Title: DETERMINING MEASUREMENT REQUIREMENTS FOR WHOLE BUILDING ENERGY MODEL CALIBRATION
- Professor Jelena Srebric, Ph.D., Chair
- Professor Reinhard Radermacher, Ph.D.
- Professor Yunho Hwang, Ph.D.
- Professor Bao Yang, Ph.D.
- Professor Donald Milton, MD, DrPH, Dean’s Representative
Date/Time: Friday, August 28th 2:00-4:00pm EDT

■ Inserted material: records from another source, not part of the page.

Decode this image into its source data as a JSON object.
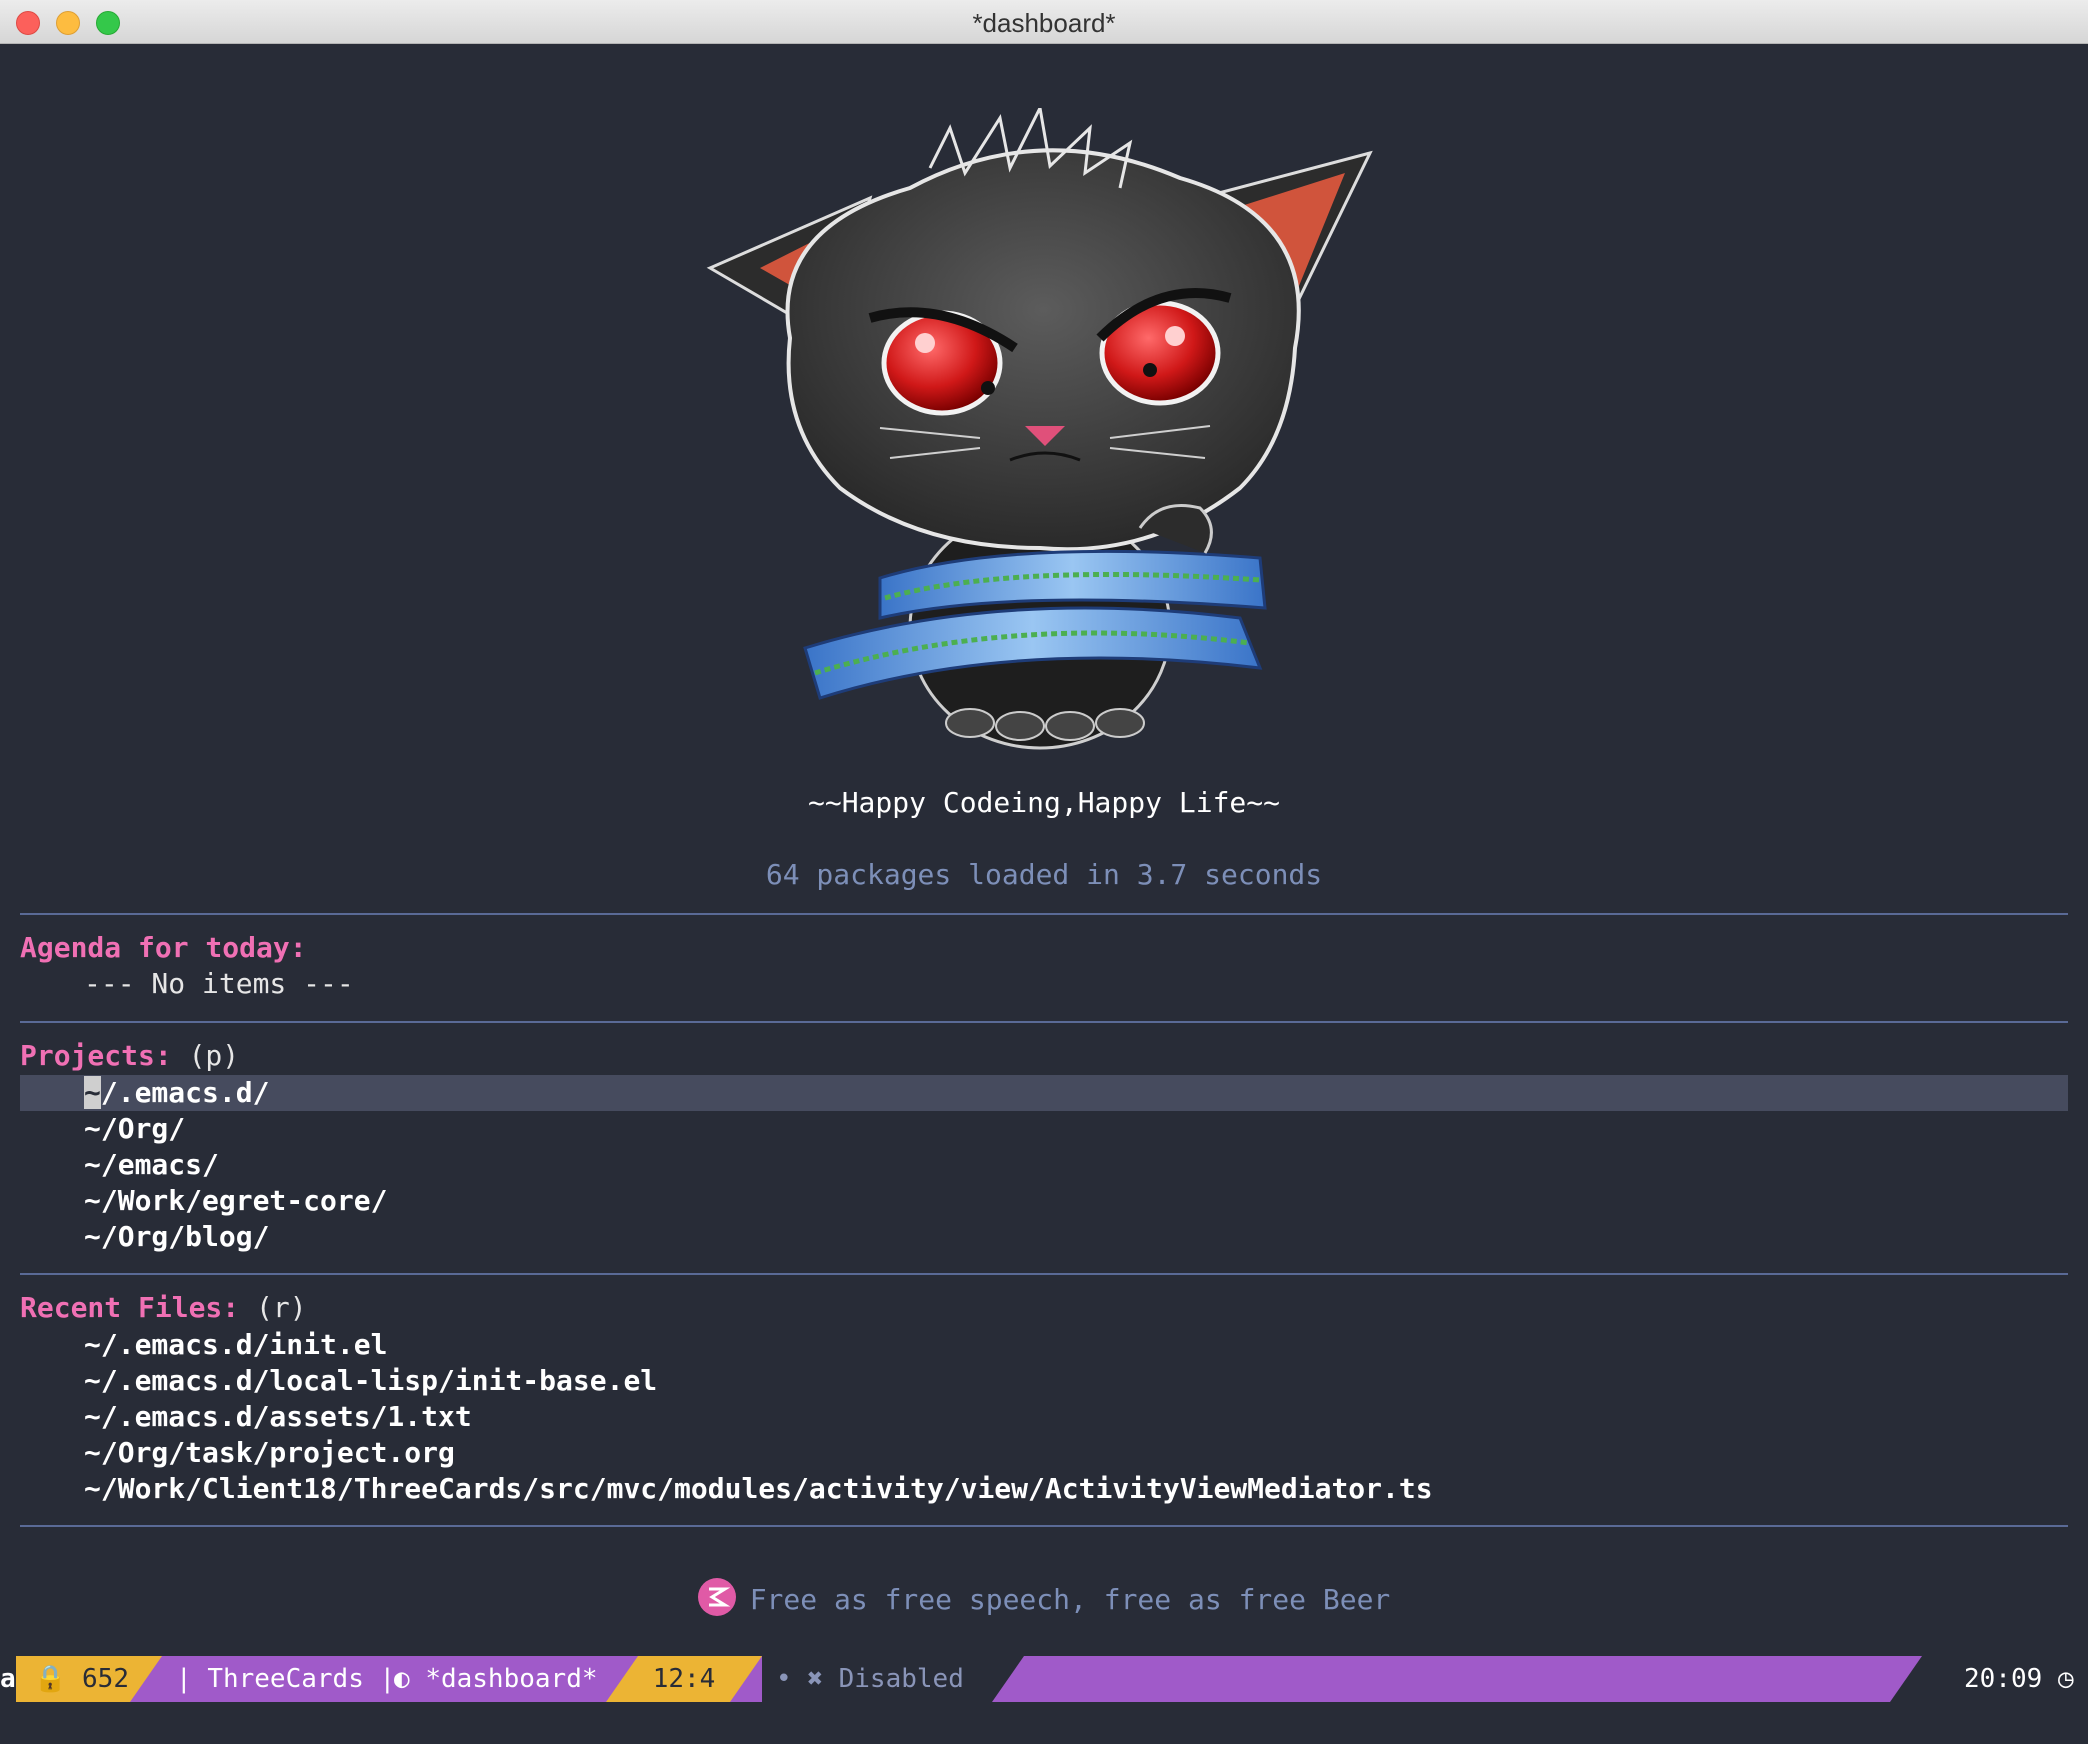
{
  "window": {
    "title": "*dashboard*"
  },
  "banner": {
    "slogan": "~~Happy Codeing,Happy Life~~",
    "loaded": "64 packages loaded in 3.7 seconds"
  },
  "agenda": {
    "heading": "Agenda for today:",
    "empty": "--- No items ---"
  },
  "projects": {
    "heading": "Projects:",
    "hint": " (p)",
    "cursor_char": "~",
    "first_rest": "/.emacs.d/",
    "items": [
      "~/Org/",
      "~/emacs/",
      "~/Work/egret-core/",
      "~/Org/blog/"
    ]
  },
  "recent": {
    "heading": "Recent Files:",
    "hint": " (r)",
    "items": [
      "~/.emacs.d/init.el",
      "~/.emacs.d/local-lisp/init-base.el",
      "~/.emacs.d/assets/1.txt",
      "~/Org/task/project.org",
      "~/Work/Client18/ThreeCards/src/mvc/modules/activity/view/ActivityViewMediator.ts"
    ]
  },
  "footer": {
    "text": "Free as free speech, free as free Beer"
  },
  "modeline": {
    "left_char": "a",
    "line_count": "652",
    "project": "ThreeCards",
    "buffer": "*dashboard*",
    "position": "12:4",
    "dot": "•",
    "flycheck": "Disabled",
    "time": "20:09"
  },
  "colors": {
    "background": "#282c37",
    "heading": "#f070b4",
    "comment": "#7d8fb8",
    "modeline": "#a05ac9",
    "modeline_accent": "#ecb434",
    "highlight_row": "#464b5e"
  }
}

Energy retrofits of existing buildings reduce grid requirements for new generation and reduce greenhouse gas emissions. However, it is difficult to estimate energy savings both at the individual building and entire building stock level because building energy models are poorly calibrated to actual building performance. This uncertainty has made it difficult to prioritize research & development and incentive programs for building technologies at the utility, state, and federal level. This research seeks to make it easier to generate building energy models for existing buildings, and to calibrate buildings at the stock level to create accurate commercial building load forecasts. Once calibrated, these building models can be used as seeds to other building energy model calibration approaches and to help utility, state, and federal actors to identify promising energy savings technologies in commercial buildings. This research details the economics of a building energy retrofit at a singular building, contributes significantly to the development of ComStock, a model of the commercial building stock in the U.S., identifies important parameters for calibrating ComStock, and calibrates ComStock for an example utility region of Fort Collins, CO against individual commercial building interval data. A study of retrofit costs finds that measure cost and model uncertainty are the most significant sources of variation in retrofit financial performance, followed by capital cost. A wide range of greenhouse gas pricing scenarios shows they have little impact on the financial performance of whole building retrofits. A sensitivity analysis of ComStock model inputs across an exhaustive range of models identifies 19 parameters that explain 80% of energy use and 25 parameters explain 90% of energy use. Building floor area alone explains 41% of energy use. Finally, a comparison of ComStock to Fort Collins, CO interval meter data shows a -12.6% normalized mean bias error and 23.5% coefficient of variation of root mean square error. Improvements in meter classification and ComStock model variability will further improve model fit and provide an accurate means of modeling the commercial building stock.